Researchers at Colorado State University are working to develop a retainer that acts as a hearing substitute.
If the team of engineers and neuroscientists is successful, the device will operate much like a cochlear implant, though here, the technology sends electrical impulses via Bluetooth to a very retainer-like mouthpiece packed with electrodes. When users press their tongues against the device, they will experience a distinct pattern of electrical impulses as a tingling or vibrating sensation.
While the tongue might not seem like the obvious choice for a conduit of sound, the muscle contains thousands of nerves that make it possible for the region of the brain devoted to interpreting touch sensations to decode complicated information. The hope is that, with training, the brain will learn to interpret specific patterns as words, thus allowing someone to “hear” with their tongue.
The team is optimistic that the cost of these retainers will be low in comparison to the $100,000 people typically shell out for cochlear implants. However, this price estimate is based on the assumption that the tongue has a standardized pattern of nerves. If so, the retainer can be one size fits all. The research team is currently conducting experiments involving participants who are asked to place an array of electrodes in their mouth, then report the strength and location of electrical impulses on their tongues. If it turns out all tongues are not created equal, then the device will need to be customized, and this will drive up costs.
And while many in the science and technology community are excited about the prospect of restoring hearing to deaf or hearing impaired people, potential recipients of this new device may be less than excited about this development. Many deaf people have been very outspoken against cochlear implants over the years, some even going so far as to say that cochlear implants are a form of “cultural genocide” to the deaf community.
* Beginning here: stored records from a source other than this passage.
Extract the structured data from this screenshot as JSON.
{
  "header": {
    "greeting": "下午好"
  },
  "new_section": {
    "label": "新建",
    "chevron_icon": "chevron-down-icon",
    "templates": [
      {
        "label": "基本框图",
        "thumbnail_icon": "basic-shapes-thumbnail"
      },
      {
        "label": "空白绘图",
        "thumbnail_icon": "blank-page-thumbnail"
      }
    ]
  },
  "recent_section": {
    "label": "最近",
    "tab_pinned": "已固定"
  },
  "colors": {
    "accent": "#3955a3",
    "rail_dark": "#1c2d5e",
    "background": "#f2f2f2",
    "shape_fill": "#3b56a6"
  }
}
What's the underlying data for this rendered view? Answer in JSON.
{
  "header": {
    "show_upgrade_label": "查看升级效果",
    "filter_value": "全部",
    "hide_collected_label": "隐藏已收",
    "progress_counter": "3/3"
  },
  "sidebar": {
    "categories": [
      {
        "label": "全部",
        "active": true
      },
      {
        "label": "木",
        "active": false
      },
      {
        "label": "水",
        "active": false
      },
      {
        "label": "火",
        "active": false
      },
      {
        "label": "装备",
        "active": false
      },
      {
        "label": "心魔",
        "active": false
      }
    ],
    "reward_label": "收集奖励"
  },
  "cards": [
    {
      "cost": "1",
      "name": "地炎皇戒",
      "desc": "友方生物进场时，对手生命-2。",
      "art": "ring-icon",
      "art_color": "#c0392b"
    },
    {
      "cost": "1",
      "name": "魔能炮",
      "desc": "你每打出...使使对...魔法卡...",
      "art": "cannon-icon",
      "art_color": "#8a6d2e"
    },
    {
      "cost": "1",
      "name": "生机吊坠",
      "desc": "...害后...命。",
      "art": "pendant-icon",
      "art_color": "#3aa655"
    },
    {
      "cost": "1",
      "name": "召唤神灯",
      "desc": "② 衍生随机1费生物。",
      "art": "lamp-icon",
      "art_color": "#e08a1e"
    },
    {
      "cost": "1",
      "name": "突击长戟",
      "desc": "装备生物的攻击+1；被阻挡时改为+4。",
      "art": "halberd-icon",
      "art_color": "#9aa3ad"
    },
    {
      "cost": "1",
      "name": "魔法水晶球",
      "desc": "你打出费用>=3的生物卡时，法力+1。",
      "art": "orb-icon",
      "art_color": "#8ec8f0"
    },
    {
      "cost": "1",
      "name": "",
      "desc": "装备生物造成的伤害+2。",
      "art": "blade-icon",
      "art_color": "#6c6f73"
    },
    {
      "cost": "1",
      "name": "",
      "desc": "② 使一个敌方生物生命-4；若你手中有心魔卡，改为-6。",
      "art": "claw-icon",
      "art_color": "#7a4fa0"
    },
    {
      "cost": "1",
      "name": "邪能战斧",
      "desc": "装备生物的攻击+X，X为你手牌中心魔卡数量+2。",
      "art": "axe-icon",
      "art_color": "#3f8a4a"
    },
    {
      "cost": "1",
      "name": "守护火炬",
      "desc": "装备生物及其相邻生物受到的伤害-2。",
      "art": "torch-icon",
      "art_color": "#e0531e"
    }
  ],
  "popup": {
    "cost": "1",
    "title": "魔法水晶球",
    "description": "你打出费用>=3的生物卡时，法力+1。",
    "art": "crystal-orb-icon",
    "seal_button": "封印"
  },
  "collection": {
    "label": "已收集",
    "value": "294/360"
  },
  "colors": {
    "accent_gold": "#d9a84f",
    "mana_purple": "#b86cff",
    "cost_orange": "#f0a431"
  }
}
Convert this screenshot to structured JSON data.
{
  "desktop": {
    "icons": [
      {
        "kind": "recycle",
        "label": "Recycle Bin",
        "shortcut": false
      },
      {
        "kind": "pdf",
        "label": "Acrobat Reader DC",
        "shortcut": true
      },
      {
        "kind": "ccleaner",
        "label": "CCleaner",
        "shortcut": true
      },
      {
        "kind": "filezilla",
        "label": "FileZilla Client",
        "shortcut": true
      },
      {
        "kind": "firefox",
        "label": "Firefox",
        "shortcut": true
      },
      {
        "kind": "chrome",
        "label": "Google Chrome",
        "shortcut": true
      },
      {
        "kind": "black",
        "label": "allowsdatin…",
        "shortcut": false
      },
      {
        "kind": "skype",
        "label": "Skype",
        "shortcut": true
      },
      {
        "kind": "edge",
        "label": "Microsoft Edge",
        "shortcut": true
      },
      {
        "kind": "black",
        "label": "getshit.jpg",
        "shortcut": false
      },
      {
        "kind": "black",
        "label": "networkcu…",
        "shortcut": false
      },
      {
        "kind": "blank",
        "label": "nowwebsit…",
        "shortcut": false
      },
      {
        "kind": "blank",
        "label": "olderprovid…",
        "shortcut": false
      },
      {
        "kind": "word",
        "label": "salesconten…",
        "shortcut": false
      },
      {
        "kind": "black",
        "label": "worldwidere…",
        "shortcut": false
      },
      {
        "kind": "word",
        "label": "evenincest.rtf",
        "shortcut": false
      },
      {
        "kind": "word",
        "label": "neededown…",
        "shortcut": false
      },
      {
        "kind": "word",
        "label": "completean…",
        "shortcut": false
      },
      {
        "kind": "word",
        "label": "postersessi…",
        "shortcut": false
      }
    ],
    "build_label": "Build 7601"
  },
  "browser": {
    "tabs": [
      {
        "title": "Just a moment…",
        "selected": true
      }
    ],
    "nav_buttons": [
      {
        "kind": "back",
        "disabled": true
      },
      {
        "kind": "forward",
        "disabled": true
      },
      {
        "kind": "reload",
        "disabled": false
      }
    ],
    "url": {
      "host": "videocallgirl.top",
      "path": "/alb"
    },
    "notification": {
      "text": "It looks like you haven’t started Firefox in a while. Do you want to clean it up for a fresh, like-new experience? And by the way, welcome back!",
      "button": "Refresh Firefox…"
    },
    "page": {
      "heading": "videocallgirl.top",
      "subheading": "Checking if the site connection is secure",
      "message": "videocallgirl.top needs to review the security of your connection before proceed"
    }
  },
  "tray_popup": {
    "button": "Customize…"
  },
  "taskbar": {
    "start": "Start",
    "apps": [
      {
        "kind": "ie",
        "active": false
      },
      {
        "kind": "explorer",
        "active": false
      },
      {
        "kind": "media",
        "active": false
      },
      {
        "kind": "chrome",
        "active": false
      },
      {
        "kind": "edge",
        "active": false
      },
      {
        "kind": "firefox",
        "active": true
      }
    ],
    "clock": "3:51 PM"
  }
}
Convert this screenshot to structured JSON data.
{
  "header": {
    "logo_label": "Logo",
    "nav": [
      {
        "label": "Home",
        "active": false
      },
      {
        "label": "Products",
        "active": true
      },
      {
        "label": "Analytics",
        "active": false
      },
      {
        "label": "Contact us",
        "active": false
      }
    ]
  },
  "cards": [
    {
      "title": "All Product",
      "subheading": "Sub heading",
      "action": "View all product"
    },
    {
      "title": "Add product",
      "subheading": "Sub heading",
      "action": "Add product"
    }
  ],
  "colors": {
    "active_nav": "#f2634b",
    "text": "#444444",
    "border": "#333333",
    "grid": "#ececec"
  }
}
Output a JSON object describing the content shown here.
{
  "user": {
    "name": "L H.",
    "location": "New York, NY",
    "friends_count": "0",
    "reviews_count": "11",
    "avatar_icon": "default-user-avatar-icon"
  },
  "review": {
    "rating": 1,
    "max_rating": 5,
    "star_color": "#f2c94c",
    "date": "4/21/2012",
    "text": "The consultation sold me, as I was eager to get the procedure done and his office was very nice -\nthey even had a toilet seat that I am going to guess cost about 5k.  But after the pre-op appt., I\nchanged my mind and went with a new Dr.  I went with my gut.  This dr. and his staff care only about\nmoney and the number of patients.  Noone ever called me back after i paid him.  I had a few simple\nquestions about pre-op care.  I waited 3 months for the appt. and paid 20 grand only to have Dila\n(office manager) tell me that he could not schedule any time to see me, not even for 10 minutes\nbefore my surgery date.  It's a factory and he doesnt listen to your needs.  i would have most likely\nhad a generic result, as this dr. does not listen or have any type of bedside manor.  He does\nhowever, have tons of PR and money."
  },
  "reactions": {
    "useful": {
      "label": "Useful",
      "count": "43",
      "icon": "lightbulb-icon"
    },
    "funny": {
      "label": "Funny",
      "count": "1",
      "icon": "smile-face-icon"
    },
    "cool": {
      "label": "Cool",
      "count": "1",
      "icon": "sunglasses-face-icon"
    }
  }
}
John Williams, project lead and associate professor in C.S.U.’s Department of Mechanical Engineering, remains optimistic about the hearing retainer’s potential, saying: “Cochlear implants are very effective and have transformed many lives, but not everyone is a candidate. We think our device will be just as effective but will work for many more people and cost less.”